§ **Dataset excerpts**:

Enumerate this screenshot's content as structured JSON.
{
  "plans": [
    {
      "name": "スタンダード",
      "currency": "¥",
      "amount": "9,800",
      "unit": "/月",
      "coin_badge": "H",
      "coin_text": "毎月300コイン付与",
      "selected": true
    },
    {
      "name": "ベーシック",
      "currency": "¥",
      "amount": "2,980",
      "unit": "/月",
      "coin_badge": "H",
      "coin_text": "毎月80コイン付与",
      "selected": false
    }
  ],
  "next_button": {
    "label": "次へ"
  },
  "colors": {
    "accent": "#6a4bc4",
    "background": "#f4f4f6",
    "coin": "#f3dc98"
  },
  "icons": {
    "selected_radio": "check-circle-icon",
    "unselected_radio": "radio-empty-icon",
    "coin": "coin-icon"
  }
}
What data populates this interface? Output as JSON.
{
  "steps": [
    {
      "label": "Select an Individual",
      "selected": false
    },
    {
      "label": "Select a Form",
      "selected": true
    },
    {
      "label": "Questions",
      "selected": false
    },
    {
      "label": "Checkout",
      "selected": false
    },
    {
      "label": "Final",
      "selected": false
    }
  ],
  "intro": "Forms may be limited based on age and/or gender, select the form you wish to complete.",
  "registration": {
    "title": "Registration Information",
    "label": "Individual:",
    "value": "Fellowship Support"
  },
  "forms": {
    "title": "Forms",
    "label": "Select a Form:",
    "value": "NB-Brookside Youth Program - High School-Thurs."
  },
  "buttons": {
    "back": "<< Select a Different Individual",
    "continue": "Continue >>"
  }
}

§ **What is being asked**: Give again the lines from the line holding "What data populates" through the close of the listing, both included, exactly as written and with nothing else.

§ **Written response**:
What data populates this interface? Output as JSON.
{
  "steps": [
    {
      "label": "Select an Individual",
      "selected": false
    },
    {
      "label": "Select a Form",
      "selected": true
    },
    {
      "label": "Questions",
      "selected": false
    },
    {
      "label": "Checkout",
      "selected": false
    },
    {
      "label": "Final",
      "selected": false
    }
  ],
  "intro": "Forms may be limited based on age and/or gender, select the form you wish to complete.",
  "registration": {
    "title": "Registration Information",
    "label": "Individual:",
    "value": "Fellowship Support"
  },
  "forms": {
    "title": "Forms",
    "label": "Select a Form:",
    "value": "NB-Brookside Youth Program - High School-Thurs."
  },
  "buttons": {
    "back": "<< Select a Different Individual",
    "continue": "Continue >>"
  }
}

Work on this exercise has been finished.